It’s that time of year again when many students will be moving into new flats or preparing to move into halls. An experience that would not be complete without a mandatory trip to IKEA – a trip I have made at the start of every academic year since being at university for those affordable finishing touches, to make any shell of a scruffy room feel like home for the year ahead. However, this year I took a trip to a slightly different furniture outlet: Steptoe’s Yard near St Cyrus. Both are great options for students on a budget but that is where the similarity ends.
At Steptoe’s, you won’t find inspiring model rooms but a maze of furniture, decorations, crockery and appliances crammed into every nook and cranny. You won’t find difficult-to-pronounce Swedish product names that make everything seem that little bit less ordinary, instead there are stickers with lot numbers on almost everything from when they were bought at auction. You won’t find arrows on the floor to guide you around a bright and spacious store, instead you are left to your own devices to navigate the dusty warren of stuff. You won’t find numerous staff in smart blue and yellow uniforms but the friendly yet gruff owner in a flat cap with resident cat and dog wandering around. They both sell almost everything you could possibly need to furnish a home under the same roof. Except at Steptoe’s, it isn’t all under a roof – crockery, ornaments, furniture, spill out of the various buildings into the yard area where they may be drenched by rain but fit for second-hand re-homing nonetheless.

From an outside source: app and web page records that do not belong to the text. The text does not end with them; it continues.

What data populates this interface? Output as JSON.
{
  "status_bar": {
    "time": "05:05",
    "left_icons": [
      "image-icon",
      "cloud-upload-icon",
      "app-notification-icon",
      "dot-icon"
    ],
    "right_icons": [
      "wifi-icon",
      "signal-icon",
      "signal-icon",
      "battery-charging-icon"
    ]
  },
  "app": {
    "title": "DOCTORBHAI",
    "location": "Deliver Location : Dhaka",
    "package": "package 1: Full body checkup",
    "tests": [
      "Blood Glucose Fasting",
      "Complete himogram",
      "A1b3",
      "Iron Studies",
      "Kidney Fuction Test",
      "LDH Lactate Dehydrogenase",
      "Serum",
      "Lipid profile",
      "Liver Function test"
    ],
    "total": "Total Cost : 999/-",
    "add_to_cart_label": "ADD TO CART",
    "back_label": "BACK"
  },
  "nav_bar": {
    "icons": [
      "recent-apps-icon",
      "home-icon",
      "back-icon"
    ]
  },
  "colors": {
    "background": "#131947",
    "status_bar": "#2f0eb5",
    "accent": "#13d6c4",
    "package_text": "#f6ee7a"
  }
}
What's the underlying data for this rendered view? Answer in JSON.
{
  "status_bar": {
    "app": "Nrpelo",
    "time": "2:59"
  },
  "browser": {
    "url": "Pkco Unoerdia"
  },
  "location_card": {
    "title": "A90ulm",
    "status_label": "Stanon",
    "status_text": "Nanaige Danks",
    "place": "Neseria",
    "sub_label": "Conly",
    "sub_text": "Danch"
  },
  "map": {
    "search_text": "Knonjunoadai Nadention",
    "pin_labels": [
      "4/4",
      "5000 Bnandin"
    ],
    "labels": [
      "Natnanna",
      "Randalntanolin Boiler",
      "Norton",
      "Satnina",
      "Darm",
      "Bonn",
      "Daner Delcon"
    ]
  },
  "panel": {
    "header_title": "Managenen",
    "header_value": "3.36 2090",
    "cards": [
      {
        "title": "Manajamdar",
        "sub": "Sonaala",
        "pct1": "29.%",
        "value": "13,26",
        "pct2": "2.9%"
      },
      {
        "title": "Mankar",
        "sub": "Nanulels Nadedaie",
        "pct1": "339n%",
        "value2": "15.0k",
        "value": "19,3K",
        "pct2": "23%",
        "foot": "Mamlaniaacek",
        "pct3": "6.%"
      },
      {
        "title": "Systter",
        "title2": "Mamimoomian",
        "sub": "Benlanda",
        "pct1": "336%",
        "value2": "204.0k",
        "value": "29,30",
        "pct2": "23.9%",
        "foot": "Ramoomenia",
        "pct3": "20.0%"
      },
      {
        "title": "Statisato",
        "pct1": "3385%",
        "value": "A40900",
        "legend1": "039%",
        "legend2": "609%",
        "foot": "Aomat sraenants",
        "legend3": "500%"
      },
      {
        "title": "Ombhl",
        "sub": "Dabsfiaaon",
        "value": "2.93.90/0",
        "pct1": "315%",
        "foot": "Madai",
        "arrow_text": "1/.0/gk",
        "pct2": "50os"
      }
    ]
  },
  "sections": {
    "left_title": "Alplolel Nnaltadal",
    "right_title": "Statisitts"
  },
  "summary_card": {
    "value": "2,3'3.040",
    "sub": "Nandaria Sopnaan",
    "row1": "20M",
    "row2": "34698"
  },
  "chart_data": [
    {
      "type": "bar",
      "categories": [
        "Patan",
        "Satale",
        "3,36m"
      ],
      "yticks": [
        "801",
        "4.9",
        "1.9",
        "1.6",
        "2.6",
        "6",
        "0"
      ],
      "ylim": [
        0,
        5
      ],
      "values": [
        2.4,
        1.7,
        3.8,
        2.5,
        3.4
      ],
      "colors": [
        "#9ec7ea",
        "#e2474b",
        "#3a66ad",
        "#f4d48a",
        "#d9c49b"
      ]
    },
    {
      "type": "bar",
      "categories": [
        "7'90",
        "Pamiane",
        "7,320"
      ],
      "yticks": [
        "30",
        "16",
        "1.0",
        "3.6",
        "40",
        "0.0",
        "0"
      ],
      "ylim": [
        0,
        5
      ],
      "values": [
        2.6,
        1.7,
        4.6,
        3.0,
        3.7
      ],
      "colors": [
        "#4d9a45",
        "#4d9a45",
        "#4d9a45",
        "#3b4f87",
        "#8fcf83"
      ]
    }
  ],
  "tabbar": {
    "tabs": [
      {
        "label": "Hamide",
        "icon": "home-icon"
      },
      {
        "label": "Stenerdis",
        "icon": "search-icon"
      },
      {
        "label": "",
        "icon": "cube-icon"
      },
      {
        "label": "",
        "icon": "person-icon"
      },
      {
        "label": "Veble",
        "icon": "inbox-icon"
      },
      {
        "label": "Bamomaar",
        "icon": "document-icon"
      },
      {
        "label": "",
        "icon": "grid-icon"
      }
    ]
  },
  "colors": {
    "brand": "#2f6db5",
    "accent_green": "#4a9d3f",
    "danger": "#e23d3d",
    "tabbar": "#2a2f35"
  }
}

Nothing is priced so you are not drawn into buying things you don’t need and probably don’t even like that much because they are only a couple of quid. At Steptoe’s, the challenge is finding the thing you need; whereas at IKEA, it is resisting all of the things you don’t need. After weaving through the labyrinth of furniture and rifling through things stacked high on top of each other to find a gem you must then take said gem to the owner, Frank Harrison, and let the bargaining commence.
In my case, I went with the intention of finding a full length mirror and left with a full length mirror in exchange for a fiver. Yes, there is some wear and tear around the frame which is a gaudy gold colour I intend to transform with paint and yes, the word ‘knob’ was tastefully inscribed in the thick layer of dust coating the glass. But the best thing about this purchase: no packaging. No cardboard to cram into the recycling and no mixed material plastic that is not currently recyclable to feel guilty about. The closest IKEA alternative I could find was the MINDE mirror, and what it lacks in character it makes up for in cost at £19.
Of course, IKEA is a still a very affordable furniture retailer which does consider sustainability and the environmental impact of its existence as a business. But before you go on autopilot to the nearest IKEA for your next home-ware need, why not take a trip to your local savage site and see what second hand treasure you can find. You’ll likely save money, help the environment, and gain a unique and quirky piece of tat that no other student has in their room.
Although each item you find at Steptoe’s is unique, this site near St Cyrus is not the only one where you can find some affordable second-hand home-ware. In Glasgow, just across the Clyde from IKEA, you will find Glasgow Architectural Salvage, less than 3 miles from Byres Road. So why not pop in and pick up some one-offs to compliment your mass-produced necessities from the big blue and yellow box?